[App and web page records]
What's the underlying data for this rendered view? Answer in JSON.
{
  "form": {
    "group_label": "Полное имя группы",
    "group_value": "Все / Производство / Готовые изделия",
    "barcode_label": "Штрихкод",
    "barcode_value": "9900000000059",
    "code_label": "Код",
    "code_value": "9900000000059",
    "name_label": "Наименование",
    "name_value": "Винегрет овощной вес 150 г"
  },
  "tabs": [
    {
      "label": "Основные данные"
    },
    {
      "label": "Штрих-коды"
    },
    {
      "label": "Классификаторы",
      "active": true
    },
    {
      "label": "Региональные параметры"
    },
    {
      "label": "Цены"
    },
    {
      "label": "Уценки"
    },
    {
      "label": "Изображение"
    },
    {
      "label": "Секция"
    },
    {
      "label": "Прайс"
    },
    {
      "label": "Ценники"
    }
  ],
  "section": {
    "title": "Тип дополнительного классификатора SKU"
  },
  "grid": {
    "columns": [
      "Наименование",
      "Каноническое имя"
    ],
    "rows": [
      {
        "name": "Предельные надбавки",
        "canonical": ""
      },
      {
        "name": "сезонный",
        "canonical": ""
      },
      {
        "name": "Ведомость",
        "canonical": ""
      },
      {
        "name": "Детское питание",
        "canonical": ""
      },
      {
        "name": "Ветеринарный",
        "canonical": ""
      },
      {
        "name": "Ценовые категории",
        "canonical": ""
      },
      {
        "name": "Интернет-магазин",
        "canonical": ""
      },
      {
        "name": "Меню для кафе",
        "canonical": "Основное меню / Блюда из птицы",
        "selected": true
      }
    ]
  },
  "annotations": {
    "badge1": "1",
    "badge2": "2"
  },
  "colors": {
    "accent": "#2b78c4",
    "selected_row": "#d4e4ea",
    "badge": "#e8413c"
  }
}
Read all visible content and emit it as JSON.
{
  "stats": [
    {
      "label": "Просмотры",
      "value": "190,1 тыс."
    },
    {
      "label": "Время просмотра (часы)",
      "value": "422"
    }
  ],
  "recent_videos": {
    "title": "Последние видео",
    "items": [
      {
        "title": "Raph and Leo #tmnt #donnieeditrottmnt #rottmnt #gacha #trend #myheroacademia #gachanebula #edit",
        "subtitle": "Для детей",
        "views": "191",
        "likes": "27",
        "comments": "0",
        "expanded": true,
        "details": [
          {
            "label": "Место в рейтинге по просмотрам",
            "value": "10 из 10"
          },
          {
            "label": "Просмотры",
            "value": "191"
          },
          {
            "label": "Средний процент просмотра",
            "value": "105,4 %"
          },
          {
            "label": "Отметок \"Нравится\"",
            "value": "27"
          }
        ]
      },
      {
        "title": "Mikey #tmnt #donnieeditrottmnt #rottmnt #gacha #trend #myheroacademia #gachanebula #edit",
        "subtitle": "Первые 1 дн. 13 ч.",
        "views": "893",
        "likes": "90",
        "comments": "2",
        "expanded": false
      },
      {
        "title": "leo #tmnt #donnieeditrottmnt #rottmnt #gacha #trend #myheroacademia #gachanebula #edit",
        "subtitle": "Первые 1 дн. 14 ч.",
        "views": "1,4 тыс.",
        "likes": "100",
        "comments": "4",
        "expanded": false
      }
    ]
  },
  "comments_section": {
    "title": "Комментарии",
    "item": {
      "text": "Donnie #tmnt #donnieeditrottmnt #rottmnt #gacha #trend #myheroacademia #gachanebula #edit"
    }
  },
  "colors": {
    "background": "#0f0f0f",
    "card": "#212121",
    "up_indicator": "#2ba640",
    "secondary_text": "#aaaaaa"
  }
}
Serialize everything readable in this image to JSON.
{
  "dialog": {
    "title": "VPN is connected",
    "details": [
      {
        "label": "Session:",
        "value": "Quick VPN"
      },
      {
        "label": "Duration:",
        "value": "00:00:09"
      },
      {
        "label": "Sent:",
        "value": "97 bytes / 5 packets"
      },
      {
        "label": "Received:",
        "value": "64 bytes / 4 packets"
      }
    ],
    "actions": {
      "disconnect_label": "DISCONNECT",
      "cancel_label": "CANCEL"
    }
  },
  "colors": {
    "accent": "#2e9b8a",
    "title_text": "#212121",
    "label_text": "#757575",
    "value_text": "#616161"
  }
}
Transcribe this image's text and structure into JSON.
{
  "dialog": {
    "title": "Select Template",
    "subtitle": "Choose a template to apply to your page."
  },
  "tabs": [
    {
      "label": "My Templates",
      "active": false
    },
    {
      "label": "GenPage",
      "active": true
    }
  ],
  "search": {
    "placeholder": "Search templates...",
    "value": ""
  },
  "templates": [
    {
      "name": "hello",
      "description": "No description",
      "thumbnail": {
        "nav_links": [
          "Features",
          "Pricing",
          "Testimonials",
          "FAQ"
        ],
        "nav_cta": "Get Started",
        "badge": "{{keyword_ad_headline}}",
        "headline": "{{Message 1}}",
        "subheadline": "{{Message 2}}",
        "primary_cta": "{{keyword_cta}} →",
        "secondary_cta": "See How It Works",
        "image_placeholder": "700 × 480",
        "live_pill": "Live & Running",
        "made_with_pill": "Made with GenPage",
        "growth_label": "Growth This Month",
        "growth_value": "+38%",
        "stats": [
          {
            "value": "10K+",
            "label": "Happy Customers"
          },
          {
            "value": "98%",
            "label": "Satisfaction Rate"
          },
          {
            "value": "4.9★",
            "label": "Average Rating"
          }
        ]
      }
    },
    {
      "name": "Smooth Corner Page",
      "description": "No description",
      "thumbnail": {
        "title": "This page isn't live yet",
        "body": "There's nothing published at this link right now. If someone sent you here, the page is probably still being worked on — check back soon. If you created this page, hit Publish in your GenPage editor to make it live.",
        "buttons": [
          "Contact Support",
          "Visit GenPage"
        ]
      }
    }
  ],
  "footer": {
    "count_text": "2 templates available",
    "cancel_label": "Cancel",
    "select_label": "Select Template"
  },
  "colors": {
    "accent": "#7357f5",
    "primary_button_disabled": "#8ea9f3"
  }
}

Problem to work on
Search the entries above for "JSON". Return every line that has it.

Written reply
What's the underlying data for this rendered view? Answer in JSON.
Read all visible content and emit it as JSON.
Serialize everything readable in this image to JSON.
Transcribe this image's text and structure into JSON.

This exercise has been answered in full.